Claire sat alone at one of the small tables lining the glass half-wall, overlooking the museum lobby. Out of the corner of her eye, she could see the giant yellow Chihuly sculpture hanging from the ceiling in its impossibly glassy, spiky way. She was tired of having to marvel at it, tired of having the same conversation over and over: How did they ever get it up there? And: How did they manage to ship it from his studio in—where was it again? Seattle? Portland? Somewhere in the Pacific Northwest, anyway. She was tired of hearing about the documentary someone had seen a portion of while flipping through the channels—it must have been on PBS—showing Chihuly at work. That eye patch! That crazy hair! What a wildman, a genius. Isn’t he dead now? Or is he still alive? Google it on your phone. She was tired.

In the cafeteria line, she had chosen the Greek salad, the obligatory slab of French bread added to her plate by the server, a plastic-gloved hand holding the tongs. “Enjoy,” he or she had said, not looking at Claire. “Thank you,” she said back, not looking either. A cup of coffee, a glass of ice water. Debit card, tip added, receipt. “Have a nice day.” “You, too.” The condiment station with the insulated carafe of half-and-half, a saucer holding chilled pats of butter wrapped in gold foil. Returning to the table, Claire picked up her sweater from the floor, where it had fallen after slipping off the semicircular back of her chair. It was impossible to hang anything from those chairs: a jacket, a purse strap. The same chairs had been here since the early eighties, at least. Why hadn’t the museum replaced them with something more functional? She sat down with her tray. The Chihuly hovered, ablaze in her peripheral vision, a sun that never moved.


Almost Ridiculous

It was Sallie’s first time. She smoothed the crumpled notebook page on the bar and squinted at her poem. She’d bought reading glasses over a month ago. She wasn’t yet in the habit of carrying them with her, but at the moment it didn’t matter that she couldn’t see. The paper was for security purposes only, as she’d practiced for days.

Alonzo Matsusaka took the stage, an open mike regular, a boy––man, she corrected herself, mid-twenties, a bit older than her son––dark and slight, in a black t-shirt, jeans, and sensible shoes. None of the flashy sneaker stuff and dragging pants she saw in her classroom every day.

She’d complimented Alonzo a couple of weeks before on his poem about drinking a hallucinogenic tea he’d brewed from jimson weed that grew in his childhood backyard. He’d built castles with invisible blocks for three days until the effects wore off. He wasn’t her student or her son, so she was free to appreciate the poem without worrying over the content. She enjoyed his work full of the California desert where she’d never been, board games, and boyish antics, juxtaposed with current events. So many of the poets used their time in the spotlight as a public therapy session––a phenomenon Sallie found slightly admirable and very disgusting. Though direct and open with friends and colleagues, she would never be so blatantly self–revealing on stage. She would never share the words she’d written about Olivia’s accident,
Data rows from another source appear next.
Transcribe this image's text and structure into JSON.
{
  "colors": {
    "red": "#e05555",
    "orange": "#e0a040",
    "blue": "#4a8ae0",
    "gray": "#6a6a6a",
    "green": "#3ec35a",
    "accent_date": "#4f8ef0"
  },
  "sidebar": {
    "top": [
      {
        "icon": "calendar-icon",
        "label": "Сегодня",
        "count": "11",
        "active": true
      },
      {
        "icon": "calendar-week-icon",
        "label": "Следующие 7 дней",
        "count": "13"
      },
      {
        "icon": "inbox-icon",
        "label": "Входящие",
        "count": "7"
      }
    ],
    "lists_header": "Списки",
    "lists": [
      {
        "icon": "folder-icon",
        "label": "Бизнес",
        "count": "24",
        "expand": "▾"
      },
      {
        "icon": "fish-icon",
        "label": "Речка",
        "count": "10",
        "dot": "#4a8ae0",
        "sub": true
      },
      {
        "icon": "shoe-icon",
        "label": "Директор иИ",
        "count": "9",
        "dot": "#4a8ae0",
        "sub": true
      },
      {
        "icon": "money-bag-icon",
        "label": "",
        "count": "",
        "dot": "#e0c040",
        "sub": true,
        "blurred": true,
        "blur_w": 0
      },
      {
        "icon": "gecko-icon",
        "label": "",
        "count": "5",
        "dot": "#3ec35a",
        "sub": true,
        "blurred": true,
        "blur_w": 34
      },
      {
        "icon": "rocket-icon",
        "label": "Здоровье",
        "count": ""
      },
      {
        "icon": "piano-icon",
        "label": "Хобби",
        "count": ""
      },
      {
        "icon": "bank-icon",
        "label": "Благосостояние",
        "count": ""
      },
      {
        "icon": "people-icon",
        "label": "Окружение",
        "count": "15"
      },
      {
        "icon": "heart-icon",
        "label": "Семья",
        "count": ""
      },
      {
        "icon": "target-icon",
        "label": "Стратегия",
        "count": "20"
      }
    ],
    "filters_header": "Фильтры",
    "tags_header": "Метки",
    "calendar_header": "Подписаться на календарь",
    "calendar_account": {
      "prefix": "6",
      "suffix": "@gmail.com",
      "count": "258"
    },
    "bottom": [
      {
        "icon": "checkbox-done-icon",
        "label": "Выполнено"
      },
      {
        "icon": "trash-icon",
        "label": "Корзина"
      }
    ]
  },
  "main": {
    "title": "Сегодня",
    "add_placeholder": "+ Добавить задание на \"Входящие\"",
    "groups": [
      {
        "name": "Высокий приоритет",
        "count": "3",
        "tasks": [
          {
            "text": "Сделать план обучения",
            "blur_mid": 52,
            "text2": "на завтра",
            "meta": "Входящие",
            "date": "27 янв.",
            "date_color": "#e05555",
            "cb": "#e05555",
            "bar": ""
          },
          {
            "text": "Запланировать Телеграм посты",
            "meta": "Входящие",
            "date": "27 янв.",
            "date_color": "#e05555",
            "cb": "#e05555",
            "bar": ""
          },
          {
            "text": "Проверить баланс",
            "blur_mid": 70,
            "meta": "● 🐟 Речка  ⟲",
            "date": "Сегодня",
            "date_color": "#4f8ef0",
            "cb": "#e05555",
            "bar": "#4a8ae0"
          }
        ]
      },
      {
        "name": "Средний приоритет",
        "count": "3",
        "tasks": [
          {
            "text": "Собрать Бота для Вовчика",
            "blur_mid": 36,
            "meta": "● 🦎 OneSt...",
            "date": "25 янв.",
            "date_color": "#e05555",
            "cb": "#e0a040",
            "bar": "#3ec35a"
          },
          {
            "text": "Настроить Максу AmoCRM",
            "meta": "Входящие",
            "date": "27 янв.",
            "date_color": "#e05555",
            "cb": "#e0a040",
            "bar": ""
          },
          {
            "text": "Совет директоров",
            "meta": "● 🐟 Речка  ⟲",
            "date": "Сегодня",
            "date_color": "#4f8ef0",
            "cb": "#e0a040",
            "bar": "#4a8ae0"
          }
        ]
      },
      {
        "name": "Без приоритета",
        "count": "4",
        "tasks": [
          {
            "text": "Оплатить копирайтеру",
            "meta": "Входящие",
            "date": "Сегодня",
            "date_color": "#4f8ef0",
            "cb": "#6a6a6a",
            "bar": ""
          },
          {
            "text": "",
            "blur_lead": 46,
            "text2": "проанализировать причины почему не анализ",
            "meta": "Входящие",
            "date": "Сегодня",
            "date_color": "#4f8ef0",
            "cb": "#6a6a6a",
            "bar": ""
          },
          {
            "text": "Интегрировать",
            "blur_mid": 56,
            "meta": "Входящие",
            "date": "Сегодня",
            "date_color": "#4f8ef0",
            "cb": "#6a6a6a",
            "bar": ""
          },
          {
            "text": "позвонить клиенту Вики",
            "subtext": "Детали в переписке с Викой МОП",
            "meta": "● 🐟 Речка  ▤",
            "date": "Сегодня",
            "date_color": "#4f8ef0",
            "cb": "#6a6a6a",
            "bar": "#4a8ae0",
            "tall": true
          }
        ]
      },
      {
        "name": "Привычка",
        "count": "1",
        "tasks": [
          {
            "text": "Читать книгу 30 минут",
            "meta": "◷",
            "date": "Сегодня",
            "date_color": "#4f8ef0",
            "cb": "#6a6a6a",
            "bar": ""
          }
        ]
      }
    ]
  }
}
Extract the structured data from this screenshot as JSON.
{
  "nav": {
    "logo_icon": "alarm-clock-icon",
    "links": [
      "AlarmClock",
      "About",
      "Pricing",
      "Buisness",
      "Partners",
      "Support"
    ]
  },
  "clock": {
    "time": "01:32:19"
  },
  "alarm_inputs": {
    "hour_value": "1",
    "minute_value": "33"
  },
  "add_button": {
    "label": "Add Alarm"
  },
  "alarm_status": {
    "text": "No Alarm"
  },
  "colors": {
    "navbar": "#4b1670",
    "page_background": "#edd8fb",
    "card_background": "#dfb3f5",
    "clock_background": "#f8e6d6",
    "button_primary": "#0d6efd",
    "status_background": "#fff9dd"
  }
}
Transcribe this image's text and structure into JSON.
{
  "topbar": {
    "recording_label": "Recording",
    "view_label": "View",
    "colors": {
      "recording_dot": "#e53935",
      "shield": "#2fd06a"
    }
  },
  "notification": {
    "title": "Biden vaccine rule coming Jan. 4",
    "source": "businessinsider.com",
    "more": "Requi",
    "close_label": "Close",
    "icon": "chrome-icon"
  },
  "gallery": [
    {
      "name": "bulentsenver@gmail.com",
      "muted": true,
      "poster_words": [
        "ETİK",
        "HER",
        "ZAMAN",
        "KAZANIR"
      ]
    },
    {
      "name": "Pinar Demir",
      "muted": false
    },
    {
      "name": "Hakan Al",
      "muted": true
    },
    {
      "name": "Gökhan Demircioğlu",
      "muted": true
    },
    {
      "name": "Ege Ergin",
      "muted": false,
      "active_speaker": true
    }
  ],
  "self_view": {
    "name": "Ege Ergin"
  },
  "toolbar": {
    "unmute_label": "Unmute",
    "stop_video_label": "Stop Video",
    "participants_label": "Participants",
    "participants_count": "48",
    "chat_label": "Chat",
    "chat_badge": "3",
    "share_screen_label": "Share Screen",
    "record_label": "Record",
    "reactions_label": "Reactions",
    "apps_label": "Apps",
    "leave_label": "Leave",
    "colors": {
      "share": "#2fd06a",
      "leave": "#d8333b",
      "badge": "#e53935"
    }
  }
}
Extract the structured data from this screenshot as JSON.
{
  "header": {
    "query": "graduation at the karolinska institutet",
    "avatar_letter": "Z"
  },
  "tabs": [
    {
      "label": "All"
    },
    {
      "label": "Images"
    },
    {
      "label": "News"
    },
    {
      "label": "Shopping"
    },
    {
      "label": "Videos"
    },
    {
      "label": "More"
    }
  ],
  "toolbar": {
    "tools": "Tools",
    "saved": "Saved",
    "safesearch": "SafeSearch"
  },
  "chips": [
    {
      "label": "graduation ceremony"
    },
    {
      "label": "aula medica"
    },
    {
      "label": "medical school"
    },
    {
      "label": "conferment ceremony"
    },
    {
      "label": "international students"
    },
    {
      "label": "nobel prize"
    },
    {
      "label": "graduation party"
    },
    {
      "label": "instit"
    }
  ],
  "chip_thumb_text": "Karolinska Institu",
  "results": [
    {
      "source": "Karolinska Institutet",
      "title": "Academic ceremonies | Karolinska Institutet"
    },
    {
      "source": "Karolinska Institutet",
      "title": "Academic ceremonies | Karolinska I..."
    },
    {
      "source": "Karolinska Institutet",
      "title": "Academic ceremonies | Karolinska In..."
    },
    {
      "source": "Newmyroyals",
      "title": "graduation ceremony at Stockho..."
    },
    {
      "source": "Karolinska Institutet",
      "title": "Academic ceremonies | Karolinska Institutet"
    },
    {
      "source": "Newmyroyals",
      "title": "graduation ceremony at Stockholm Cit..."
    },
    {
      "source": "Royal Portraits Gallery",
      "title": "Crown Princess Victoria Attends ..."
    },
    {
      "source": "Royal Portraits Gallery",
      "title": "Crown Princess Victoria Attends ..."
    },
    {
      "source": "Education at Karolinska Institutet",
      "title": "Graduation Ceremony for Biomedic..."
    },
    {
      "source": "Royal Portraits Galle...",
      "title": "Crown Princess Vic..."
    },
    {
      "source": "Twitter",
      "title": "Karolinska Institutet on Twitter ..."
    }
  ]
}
Hot Flash Fiction  Editor’s Note

Eliza and I took great heart from the quantity and content of submissions to Hot Flash Fiction in the weeks since our launch.  The pace of new stories to review and the enthusiastic support we both encountered at the recent Association of Writers and Writers Programs (AWP) energized us for this current issue— and will continue to for months to come.  Eliza and I share the expectation that with each issue we will bring our readers powerful stories— whether personal essay or fiction–that will speak to us as mature womxn progressing through the various stages of growing older and wiser. Sometimes, like in this issue, we may even stumble upon a common theme that unites the otherwise separate contributing authors and their work.

Each of our new stories portrays a woman observing herself through the lens of her relationship to characters younger than herself.  In both pieces, the women teach young adults—one in literature, the other art history. In Almost Ridiculous, Connie Biewald explores female vulnerability as we find our way amongst new colleagues or peers who can remind us of our youth and in sometimes painful ways, of our own children.  Through the protagonist in Leopardess, Katherine Schaefer writes beautifully of the timeless nature of both great art and quotidian routines–immutable markers that remain constant, even as we, the observer age and change.

We hope you enjoy our latest issue of Hot Flash Fiction. We look forward to hearing from you on Facebook or Twitter, and look forward to reading your work on Submittable.com.—Susan Welch, Editor